**WHAT YOU NEED TO DO:** Among the entries that follow, find the lines holding "COVID" and say how many there are, with no other words.

Dataset rows describing interfaces
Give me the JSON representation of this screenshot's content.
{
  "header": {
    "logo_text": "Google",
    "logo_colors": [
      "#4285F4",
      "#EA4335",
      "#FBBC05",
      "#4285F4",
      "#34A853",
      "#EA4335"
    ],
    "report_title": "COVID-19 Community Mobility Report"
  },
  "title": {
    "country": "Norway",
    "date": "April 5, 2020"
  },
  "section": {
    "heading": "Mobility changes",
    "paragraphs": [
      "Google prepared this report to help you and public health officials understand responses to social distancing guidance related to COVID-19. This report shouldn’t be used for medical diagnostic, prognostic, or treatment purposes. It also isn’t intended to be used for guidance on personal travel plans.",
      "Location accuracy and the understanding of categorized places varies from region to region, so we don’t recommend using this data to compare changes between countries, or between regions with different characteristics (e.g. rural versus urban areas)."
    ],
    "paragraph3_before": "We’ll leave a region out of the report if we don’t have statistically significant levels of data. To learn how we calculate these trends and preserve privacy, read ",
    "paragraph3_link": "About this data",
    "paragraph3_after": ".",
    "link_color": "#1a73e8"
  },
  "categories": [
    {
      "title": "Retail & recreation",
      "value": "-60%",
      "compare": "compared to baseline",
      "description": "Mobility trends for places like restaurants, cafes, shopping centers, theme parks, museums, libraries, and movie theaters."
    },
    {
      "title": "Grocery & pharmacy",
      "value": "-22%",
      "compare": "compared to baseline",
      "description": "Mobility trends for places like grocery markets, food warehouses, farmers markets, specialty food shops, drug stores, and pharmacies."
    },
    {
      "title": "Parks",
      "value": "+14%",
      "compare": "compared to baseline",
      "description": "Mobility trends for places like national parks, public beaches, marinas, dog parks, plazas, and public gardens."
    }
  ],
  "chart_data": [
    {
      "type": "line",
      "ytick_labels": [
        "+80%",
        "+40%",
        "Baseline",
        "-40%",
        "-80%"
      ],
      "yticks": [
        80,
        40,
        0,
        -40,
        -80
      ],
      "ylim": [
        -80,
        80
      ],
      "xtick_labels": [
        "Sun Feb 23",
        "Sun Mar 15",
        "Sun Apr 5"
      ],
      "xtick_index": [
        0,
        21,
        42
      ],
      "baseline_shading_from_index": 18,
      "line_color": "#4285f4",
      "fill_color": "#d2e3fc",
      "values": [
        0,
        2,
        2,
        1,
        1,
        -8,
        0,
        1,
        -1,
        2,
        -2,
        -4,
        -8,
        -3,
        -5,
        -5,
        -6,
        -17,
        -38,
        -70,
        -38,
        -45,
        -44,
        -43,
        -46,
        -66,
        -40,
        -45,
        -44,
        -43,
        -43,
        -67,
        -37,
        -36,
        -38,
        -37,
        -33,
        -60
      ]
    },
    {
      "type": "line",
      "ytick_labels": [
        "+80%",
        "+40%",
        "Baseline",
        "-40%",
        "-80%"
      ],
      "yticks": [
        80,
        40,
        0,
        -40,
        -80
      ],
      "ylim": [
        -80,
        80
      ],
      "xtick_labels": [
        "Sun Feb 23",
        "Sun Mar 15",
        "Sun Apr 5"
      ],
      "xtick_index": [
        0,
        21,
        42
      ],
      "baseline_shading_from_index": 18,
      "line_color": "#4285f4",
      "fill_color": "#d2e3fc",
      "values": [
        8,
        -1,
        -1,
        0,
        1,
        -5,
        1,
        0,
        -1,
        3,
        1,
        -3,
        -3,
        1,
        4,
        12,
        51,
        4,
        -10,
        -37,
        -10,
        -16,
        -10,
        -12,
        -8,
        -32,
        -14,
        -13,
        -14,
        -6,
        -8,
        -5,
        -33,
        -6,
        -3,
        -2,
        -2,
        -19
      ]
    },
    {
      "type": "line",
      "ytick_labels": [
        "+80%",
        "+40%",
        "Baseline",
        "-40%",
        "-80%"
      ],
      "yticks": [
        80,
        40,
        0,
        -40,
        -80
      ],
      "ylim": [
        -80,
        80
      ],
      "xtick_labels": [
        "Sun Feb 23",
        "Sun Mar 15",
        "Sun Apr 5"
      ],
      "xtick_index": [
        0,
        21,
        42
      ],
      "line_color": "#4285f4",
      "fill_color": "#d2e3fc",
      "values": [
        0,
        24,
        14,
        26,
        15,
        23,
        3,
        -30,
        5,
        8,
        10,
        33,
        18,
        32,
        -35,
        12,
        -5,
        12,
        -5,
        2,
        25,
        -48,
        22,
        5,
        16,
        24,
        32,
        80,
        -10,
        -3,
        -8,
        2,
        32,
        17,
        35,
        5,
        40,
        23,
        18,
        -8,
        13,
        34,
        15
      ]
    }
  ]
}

**EXERCISE ANSWER:** 2